• **Description of the task**: Among the records that follow, count the lines where "structured" appears, and state the count by itself.

*** Input Section Begins ***

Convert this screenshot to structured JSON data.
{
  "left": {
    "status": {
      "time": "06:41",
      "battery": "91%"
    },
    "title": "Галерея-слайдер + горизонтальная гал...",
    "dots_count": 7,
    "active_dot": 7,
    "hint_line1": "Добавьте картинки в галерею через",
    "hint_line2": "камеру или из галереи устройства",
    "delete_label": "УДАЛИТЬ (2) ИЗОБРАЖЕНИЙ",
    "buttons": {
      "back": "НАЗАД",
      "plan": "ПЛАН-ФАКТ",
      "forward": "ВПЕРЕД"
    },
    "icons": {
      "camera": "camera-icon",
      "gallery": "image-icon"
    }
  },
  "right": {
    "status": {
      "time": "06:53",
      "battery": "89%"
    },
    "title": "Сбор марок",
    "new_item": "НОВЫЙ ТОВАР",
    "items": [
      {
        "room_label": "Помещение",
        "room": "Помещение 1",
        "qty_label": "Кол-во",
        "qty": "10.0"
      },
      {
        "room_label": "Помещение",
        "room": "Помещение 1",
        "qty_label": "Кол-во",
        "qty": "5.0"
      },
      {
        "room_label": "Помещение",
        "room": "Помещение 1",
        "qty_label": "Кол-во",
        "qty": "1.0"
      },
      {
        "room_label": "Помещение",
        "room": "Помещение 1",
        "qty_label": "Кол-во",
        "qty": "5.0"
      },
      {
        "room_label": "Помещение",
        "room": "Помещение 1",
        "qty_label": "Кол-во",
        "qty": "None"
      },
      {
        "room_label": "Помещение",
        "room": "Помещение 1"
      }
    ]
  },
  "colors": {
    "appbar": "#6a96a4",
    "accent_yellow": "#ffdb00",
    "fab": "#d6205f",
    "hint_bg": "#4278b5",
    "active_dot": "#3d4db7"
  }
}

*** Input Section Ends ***
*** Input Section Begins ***

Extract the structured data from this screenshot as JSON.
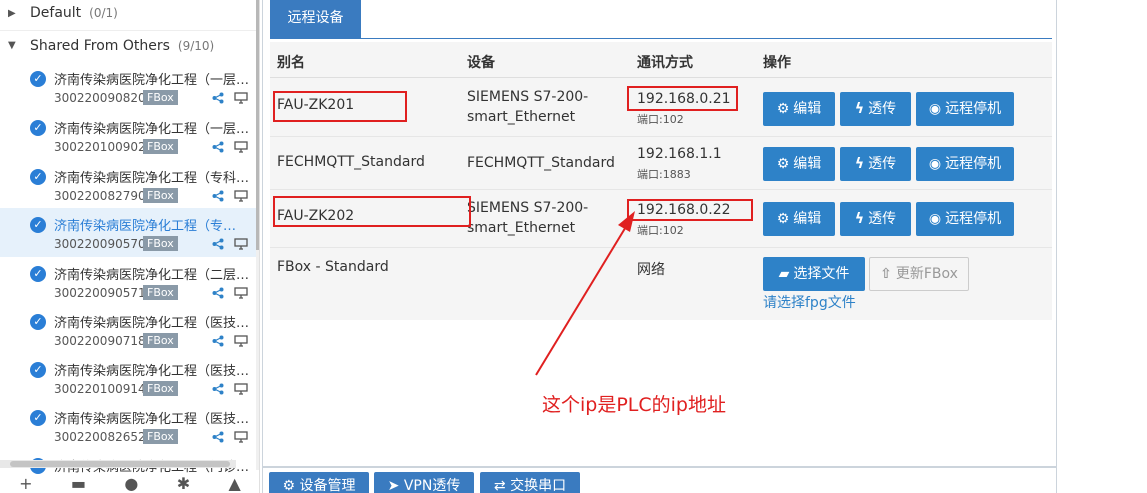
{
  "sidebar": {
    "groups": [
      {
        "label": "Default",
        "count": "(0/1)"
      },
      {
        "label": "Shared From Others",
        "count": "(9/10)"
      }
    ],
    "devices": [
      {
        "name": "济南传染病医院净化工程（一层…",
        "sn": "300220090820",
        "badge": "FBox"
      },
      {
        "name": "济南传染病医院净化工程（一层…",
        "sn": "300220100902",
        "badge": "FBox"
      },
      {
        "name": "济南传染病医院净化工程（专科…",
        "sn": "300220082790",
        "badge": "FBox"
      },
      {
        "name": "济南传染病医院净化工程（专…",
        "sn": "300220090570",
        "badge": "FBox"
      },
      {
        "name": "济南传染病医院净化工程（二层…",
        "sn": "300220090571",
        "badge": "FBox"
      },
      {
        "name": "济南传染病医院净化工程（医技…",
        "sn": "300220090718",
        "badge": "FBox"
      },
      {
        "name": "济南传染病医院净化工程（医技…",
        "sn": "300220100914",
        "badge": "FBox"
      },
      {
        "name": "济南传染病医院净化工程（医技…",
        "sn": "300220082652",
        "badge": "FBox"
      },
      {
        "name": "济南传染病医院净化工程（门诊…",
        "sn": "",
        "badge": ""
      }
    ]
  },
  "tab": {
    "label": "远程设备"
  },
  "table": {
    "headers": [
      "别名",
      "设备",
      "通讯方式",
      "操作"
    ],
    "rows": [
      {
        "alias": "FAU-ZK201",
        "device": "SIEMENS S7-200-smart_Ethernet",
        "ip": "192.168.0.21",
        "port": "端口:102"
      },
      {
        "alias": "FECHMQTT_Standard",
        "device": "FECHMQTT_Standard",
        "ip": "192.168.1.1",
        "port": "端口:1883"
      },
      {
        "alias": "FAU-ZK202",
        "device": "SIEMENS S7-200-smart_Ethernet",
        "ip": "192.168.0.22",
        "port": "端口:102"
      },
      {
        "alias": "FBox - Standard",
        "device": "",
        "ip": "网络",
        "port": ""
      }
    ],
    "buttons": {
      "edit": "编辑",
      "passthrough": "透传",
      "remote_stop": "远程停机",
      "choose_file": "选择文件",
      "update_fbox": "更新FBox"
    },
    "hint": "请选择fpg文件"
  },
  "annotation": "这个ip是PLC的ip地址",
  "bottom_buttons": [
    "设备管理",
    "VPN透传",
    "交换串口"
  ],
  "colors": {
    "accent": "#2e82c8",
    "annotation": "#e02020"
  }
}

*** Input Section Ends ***

• **Solved exercise**: 2